During the last few years of his life he found work something akin to that of his early days in preaching and selling Scriptures from a Bible carriage. In two years he sold over 150,000 Bibles and Testaments, and gave away millions of books and tracts.
In 1876 his service was evidently closing, his last year of labour was one of much suffering, the doctors said his heart was twice the size it ought to be, yet he was ever bright and happy. Near the end he said, “If it were the Lord’s will to raise me up again, I should like to preach from the text ‘God so loved the world.’” On 28th December, 1880, in his fortieth year, he passed Home to receive the “Well done,” and to enter into “the joy of his Lord.”
The two veterans, Richard Weaver and Henry Moorhouse, lie not far from each other in Ardwick Cemetery, Manchester. John 3. 16 is engraved on the memorial to Moorhouse.
John Harnbleton, in relating his farewell interview with Henry, aptly summed up his life: “Calling to see him on Monday last, before he left us, I grasped his arms, as his face betokened that the enemy death was doing his last work, and said, ‘Harry, we shall soon meet up yonder.’ He replied, while gasping for breath, ‘Sure, sure, sure!’ How plainly visible is the work of God in putting intc such a little frail vessel as our brother such a treasure, showing us all that the excellency of the power is of God.”

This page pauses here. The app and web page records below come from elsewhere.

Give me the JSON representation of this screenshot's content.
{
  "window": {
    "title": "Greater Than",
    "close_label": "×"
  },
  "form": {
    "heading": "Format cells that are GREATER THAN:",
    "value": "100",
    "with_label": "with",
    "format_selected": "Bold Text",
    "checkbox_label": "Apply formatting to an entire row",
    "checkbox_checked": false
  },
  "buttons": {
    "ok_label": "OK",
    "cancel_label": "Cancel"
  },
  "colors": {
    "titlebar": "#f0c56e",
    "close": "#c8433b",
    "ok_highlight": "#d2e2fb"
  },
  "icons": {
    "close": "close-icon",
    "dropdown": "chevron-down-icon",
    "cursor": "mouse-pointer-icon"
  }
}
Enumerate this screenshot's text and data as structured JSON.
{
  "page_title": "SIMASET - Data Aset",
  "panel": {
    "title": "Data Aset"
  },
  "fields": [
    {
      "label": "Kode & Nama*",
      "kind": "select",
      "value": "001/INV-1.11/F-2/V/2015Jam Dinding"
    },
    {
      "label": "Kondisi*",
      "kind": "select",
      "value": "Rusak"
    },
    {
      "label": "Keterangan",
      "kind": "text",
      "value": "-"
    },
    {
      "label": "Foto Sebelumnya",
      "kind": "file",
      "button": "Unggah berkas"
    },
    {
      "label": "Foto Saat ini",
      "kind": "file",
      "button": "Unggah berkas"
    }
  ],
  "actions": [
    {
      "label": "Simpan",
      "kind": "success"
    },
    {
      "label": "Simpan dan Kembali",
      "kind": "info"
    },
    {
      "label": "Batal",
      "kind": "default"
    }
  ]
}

Henry’s last letter aptly summed up his own life. “Asl prayer for me to suffer for Christ better than ever I preached for Him; I ONLY WANT TO GLORIFY HIM.” HyP.